This tutorial explains how to perform Dunnett’s test in R.
Example: Dunnett’s Test in R
Suppose a teacher wants to know whether or not two new studying techniques have the potential to increase exam scores for her students. To test this, she randomly splits her class of 30 students into the following three groups:
- Control Group: 10 students
- New Study technique 1: 10 students
- New Study Technique 2: 10 students
After one week of using their assigned study technique, each student takes the same exam.
We can use the following steps in R to create a dataset, visualize the group means, perform a one-way ANOVA, and lastly perform Dunnett’s test to determine which (if either) new studying technique produces different results compared to the control group.
Step 1: Create the dataset.
The following code shows how to create a dataset that contains exam scores for all 30 students:
#create data frame data <- data.frame(technique = rep(c("control", "new1", "new2"), each = 10), score = c(76, 77, 77, 81, 82, 82, 83, 84, 85, 89, 81, 82, 83, 83, 83, 84, 87, 90, 92, 93, 77, 78, 79, 88, 89, 90, 91, 95, 95, 98)) #view first six rows of data frame head(data) technique score 1 control 76 2 control 77 3 control 77 4 control 81 5 control 82 6 control 82
Step 2: Visualize the exam scores for each group.
The following code shows how to produce boxplots to visualize the distribution of exam scores for each group:
boxplot(score ~ technique, data = data, main = "Exam Scores by Studying Technique", xlab = "Studying Technique", ylab = "Exam Scores", col = "steelblue", border = "black")
Just from the boxplots we can see that the distribution of exam scores is quite different for each studying technique. Next, we’ll perform a one-way ANOVA to determine if these differences are statistically significant.
Step 3: Perform a one-way ANOVA.
The following code shows how to perform a one-way ANOVA to test for differences among mean exam scores in each group:
#fit the one-way ANOVA model model <- aov(score ~ technique, data = data) #view model output summary(model) Df Sum Sq Mean Sq F value Pr(>F) technique 2 211.5 105.73 3.415 0.0476 * Residuals 27 836.0 30.96 --- Signif. codes: 0 '***' 0.001 '**' 0.01 '*' 0.05 '.' 0.1 ' ' 1
Since the overall p-value (0.0476) is less than .05, this is an indication that each group does not have the same average exam score. Next, we will perform Dunnett’s Test to determine which studying technique produces mean exam scores that differ from the control group.
Step 4: Perform Dunnett’s Test.
To perform Dunnett’s Test in R we can use the DunnettTest() function from the DescTools library which uses the following syntax:
- x: A numeric vector of data values (e.g. exam scores)
- g: A vector that specifies the group names (e.g. studying technique)
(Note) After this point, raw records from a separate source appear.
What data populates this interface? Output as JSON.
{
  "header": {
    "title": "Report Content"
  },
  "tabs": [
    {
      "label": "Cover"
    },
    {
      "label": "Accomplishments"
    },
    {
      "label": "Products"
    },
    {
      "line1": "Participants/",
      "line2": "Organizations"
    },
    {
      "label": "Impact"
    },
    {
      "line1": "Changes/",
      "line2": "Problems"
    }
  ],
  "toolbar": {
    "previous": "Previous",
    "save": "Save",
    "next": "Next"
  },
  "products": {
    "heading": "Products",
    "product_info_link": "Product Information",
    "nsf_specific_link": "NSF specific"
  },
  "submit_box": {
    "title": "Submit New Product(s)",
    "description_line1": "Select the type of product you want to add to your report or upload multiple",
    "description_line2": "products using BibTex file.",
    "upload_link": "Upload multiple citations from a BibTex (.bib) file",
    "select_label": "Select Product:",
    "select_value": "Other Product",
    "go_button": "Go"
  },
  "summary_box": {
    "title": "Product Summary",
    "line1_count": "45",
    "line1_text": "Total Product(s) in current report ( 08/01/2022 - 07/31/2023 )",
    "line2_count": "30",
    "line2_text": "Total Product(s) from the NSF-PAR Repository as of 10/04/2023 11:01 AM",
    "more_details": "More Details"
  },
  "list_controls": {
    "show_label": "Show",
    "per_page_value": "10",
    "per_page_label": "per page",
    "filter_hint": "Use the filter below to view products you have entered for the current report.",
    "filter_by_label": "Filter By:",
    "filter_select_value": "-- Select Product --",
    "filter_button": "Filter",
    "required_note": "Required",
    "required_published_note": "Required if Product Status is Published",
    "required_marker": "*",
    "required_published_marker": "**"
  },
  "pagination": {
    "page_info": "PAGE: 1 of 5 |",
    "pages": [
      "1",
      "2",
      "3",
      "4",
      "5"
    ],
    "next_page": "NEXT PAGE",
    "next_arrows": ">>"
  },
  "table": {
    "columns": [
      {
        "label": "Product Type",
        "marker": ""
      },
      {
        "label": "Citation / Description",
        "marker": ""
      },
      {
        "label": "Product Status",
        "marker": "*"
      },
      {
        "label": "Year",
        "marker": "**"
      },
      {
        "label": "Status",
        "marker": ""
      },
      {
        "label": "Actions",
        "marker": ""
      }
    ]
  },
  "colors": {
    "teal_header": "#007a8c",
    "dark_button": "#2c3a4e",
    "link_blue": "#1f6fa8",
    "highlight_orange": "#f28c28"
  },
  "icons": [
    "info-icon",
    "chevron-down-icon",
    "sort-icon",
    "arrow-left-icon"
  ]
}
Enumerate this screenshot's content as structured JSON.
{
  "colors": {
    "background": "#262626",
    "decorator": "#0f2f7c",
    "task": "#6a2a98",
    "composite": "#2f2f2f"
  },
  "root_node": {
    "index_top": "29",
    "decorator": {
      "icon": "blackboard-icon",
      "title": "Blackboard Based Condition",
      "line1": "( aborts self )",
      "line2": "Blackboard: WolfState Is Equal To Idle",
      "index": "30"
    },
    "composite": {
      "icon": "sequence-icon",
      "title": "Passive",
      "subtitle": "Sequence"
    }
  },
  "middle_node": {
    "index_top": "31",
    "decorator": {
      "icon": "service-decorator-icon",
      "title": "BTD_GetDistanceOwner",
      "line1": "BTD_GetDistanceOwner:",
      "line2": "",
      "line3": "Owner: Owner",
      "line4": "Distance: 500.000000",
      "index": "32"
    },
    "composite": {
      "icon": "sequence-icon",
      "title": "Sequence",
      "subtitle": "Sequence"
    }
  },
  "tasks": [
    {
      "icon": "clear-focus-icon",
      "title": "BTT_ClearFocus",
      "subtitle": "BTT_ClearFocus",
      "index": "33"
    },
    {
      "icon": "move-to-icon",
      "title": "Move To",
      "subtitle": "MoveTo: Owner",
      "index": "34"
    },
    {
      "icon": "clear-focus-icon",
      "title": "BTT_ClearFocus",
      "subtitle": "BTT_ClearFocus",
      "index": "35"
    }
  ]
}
The following code shows how to use this function for our example:
#load DescTools library library(DescTools) #perform Dunnett's Test DunnettTest(x=data$score, g=data$technique) Dunnett's test for comparing several treatments with a control : 95% family-wise confidence level $control diff lwr.ci upr.ci pval new1-control 4.2 -1.6071876 10.00719 0.1787 new2-control 6.4 0.5928124 12.20719 0.0296 * --- Signif. codes: 0 '***' 0.001 '**' 0.01 '*' 0.05 '.' 0.1 ' ' 1.' 0.1 ' ' 1
The way to interpret the output is as follows:
- The mean difference in exam scores between the new studying technique 1 and the control group is 4.2 The corresponding p-value is 0.1787.
- The mean difference in exam scores between the new studying technique 2 and the control group is 6.4 The corresponding p-value is 0.0296.
Based on the output, we can see that studying technique 2 is the only technique that produces significantly (p = .0296) different mean exam scores compared to the control group.